Blomkvist stared at her in astonishment. She had a stubborn look in her eyes. There was not an ounce of sympathy in it.
'Martin had exactly the same opportunity as anyone else to strike back. He killed and he raped because he liked doing it.'
'I'm not saying otherwise. But Martin was a repressed boy and under the influence of his father, just as Gottfried was cowed by his father, the Nazi.'
'So you're assuming that Martin had no will of his own and that people become whatever they've been brought up to be.'
Blomkvist smiled cautiously. 'Is this a sensitive issue?'
Salander's eyes blazed with fury. Blomkvist quickly went on.
'I'm only saying that I think that a person's upbringing does play a role. Gottfried's father beat him mercilessly for years. That leaves its mark.'
'Bullshit,' Salander said again. 'Gottfried isn't the only kid who was ever mistreated. That doesn't give him the right to murder women. He made that choice himself. And the same is true of Martin.'"

Now, even though The Girl With the Dragon Tattoo gave me more story than I can usually ask for in one novel, I'm still wild to know more about what made Salander the person she is, and to see what she'll do next. Fortunately for me, this novel by Stieg Larsson is the first in his "Millennium Trilogy". At the time of his death in November 2004 he left three unpublished novels, and the next one is The Girl Who Played With Fire, which will be published in English this July. Since I've already started reading an advance copy from my local college bookstore, you can look for that review soon.

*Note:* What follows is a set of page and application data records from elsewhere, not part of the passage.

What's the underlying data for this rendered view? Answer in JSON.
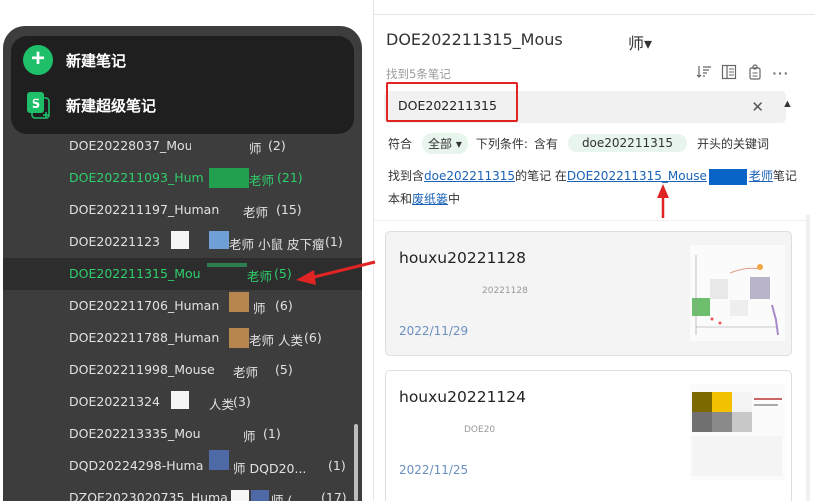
{
  "sidebar": {
    "new_note_label": "新建笔记",
    "new_super_note_label": "新建超级笔记",
    "notes": [
      {
        "prefix": "DOE20228037_Mous",
        "suffix": "师",
        "count": "(2)"
      },
      {
        "prefix": "DOE202211093_Hum",
        "suffix": "老师",
        "count": "(21)"
      },
      {
        "prefix": "DOE202211197_Human",
        "suffix": "老师",
        "count": "(15)"
      },
      {
        "prefix": "DOE20221123",
        "suffix": "老师 小鼠 皮下瘤",
        "count": "(1)"
      },
      {
        "prefix": "DOE202211315_Mou",
        "suffix": "老师",
        "count": "(5)"
      },
      {
        "prefix": "DOE202211706_Human",
        "suffix": "师",
        "count": "(6)"
      },
      {
        "prefix": "DOE202211788_Human",
        "suffix": "老师 人类",
        "count": "(6)"
      },
      {
        "prefix": "DOE202211998_Mouse",
        "suffix": "老师",
        "count": "(5)"
      },
      {
        "prefix": "DOE20221324",
        "suffix": "人类",
        "count": "(3)"
      },
      {
        "prefix": "DOE202213335_Mou",
        "suffix": "师",
        "count": "(1)"
      },
      {
        "prefix": "DQD20224298-Huma",
        "suffix": "师 DQD20...",
        "count": "(1)"
      },
      {
        "prefix": "DZOE2023020735_Huma",
        "suffix": "师 (...",
        "count": "(17)"
      }
    ]
  },
  "notebook": {
    "title": "DOE202211315_Mous",
    "title_suffix": "师▾",
    "found_count": "找到5条笔记"
  },
  "search": {
    "query": "DOE202211315"
  },
  "filter": {
    "match_label": "符合",
    "scope_selected": "全部",
    "conditions_label": "下列条件:",
    "contains_label": "含有",
    "keyword": "doe202211315",
    "suffix_label": "开头的关键词"
  },
  "result": {
    "part1": "找到含",
    "keyword_link": "doe202211315",
    "part2": "的笔记 在",
    "notebook_link": "DOE202211315_Mouse",
    "notebook_link_tail": "老师",
    "part3": "笔记本和",
    "trash_link": "废纸篓",
    "part4": "中"
  },
  "cards": [
    {
      "title": "houxu20221128",
      "snippet": "20221128",
      "date": "2022/11/29"
    },
    {
      "title": "houxu20221124",
      "snippet": "DOE20",
      "date": "2022/11/25"
    }
  ],
  "icons": {
    "sort": "sort-icon",
    "view": "view-toggle-icon",
    "share": "share-icon",
    "more": "more-icon",
    "clear": "close-icon",
    "collapse": "chevron-up-icon"
  },
  "colors": {
    "accent_green": "#2ecf6c",
    "new_button_green": "#1fbf6a",
    "sidebar_bg": "#3d3d3d",
    "annotation_red": "#e02424",
    "link_blue": "#1a62b8"
  }
}
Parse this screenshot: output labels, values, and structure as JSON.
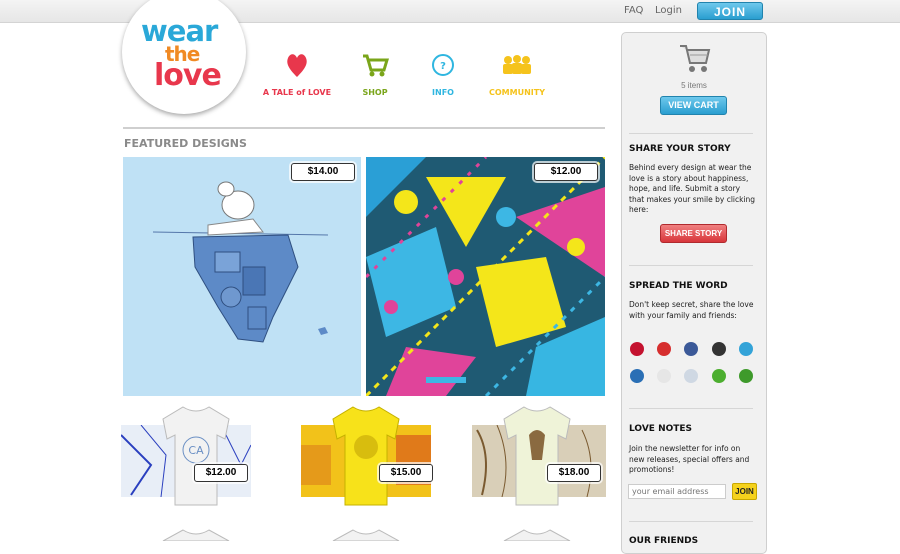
{
  "header": {
    "links": [
      {
        "label": "FAQ"
      },
      {
        "label": "Login"
      }
    ],
    "join_label": "JOIN"
  },
  "logo": {
    "line1": "wear",
    "line2": "the",
    "line3": "love"
  },
  "nav": [
    {
      "label": "A TALE of LOVE",
      "icon": "heart-icon",
      "color": "#e8374c"
    },
    {
      "label": "SHOP",
      "icon": "shopping-cart-icon",
      "color": "#7aa51a"
    },
    {
      "label": "INFO",
      "icon": "info-icon",
      "color": "#2fb6e0"
    },
    {
      "label": "COMMUNITY",
      "icon": "community-people-icon",
      "color": "#f5c31c"
    }
  ],
  "featured": {
    "title": "FEATURED DESIGNS",
    "items": [
      {
        "price": "$14.00",
        "design": "polar bear on iceberg"
      },
      {
        "price": "$12.00",
        "design": "colorful geometric pattern"
      }
    ]
  },
  "tees": [
    {
      "price": "$12.00",
      "shirt_color": "#f2f2f2"
    },
    {
      "price": "$15.00",
      "shirt_color": "#f7e21a"
    },
    {
      "price": "$18.00",
      "shirt_color": "#eff3d8"
    }
  ],
  "sidebar": {
    "cart": {
      "items_text": "5 items",
      "button": "VIEW CART"
    },
    "share": {
      "title": "SHARE YOUR STORY",
      "text": "Behind every design at wear the love is a story about happiness, hope, and life. Submit a story that makes your smile by clicking here:",
      "button": "SHARE STORY"
    },
    "spread": {
      "title": "SPREAD THE WORD",
      "text": "Don't keep secret, share the love with your family and friends:",
      "icons": [
        {
          "name": "yahoo-icon",
          "color": "#c4122f"
        },
        {
          "name": "youtube-icon",
          "color": "#d62e2e"
        },
        {
          "name": "facebook-icon",
          "color": "#3b5998"
        },
        {
          "name": "myspace-icon",
          "color": "#333333"
        },
        {
          "name": "twitter-icon",
          "color": "#33a3d8"
        },
        {
          "name": "delicious-icon",
          "color": "#2a6fb5"
        },
        {
          "name": "flickr-icon",
          "color": "#e6e6e6"
        },
        {
          "name": "reddit-icon",
          "color": "#cfd8e3"
        },
        {
          "name": "technorati-icon",
          "color": "#4cae2f"
        },
        {
          "name": "stumbleupon-icon",
          "color": "#3e9a2b"
        }
      ]
    },
    "newsletter": {
      "title": "LOVE NOTES",
      "text": "Join the newsletter for info on new releases, special offers and promotions!",
      "placeholder": "your email address",
      "button": "JOIN"
    },
    "friends": {
      "title": "OUR FRIENDS"
    }
  }
}
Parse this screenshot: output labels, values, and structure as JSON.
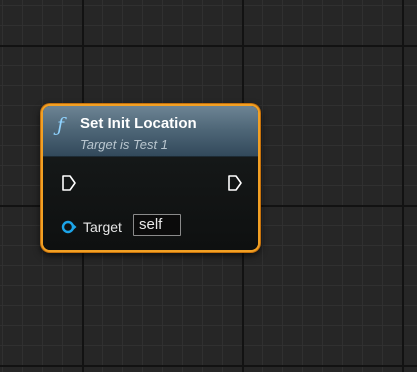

Today, however, is my last day of being underemployed. Next week is the kids' spring break, and we have plans to break out of our routine, which will result in less blogging for a few days. And then I start commuting and teaching again. Have I finished all the projects I started because I thought I had so much time? Um, what do you think? Do you know anyone who is that neat and organized? I don't think I do!

5 comments:

readersguide said...

Oooh. I want to read this!

Cathy said...

This was one of my Top Ten Reads last year, and I can't wait to get my hands on The Girl Who Played With Fire!

Matt said...

Your review convinces me to bump this up my pile. One happy and one unhappy ending? That's a great teaser!

Jeanne said...

If you can stand the waiting for the next two, you should definitely "bump this up your pile"!

Knopf Marketing said...

Dear fellow Stieg Larsson fan,

We’re trying something new for the launch of the second book in The Girl with the Dragon Tattoo series.
Run your own Stieg Larsson contest on your blog—for which we will provide the prizes (a free copy of The Girl Who Played with Fire, cool temporary dragon tattoos). The first thirty (30) entrants will get first dibs of the translated manuscript of book three. Below you’ll find the complete rules and regulations.

Click here http://knopfdoubleday.com/blogger-contest-stieg-larsson
for contest entry

Visit the Stieg Larsson site http://stieglarsson.net/
for more info

Friend http://www.facebook.com/salander1Lisbeth on Facebook

Follow
http://twitter.com/aaknopf
us on Twitter

RULES & REGULATIONS
The first 250 bloggers to enter their information (name, blog name, blog URL mailing address, and daytime phone number) will obtain the giveaway material (one (1) copy of The Girl who Played with Fire and a batch of temporary tattoos) to host a sweepstakes on their blog. The first 30 bloggers to enter will also receive (1) copy of the manuscript of the third Stieg Larsson thriller at the time of its in-house release. All applications to participate will have to be received by 11:59 pm (Eastern Daylight Time) on August 15, 2009. U.S. Residents only. Bloggers are solely responsible for the administration of the sweepstakes on their blogs.

Thanks,
The A.A. Knopf Marketing Team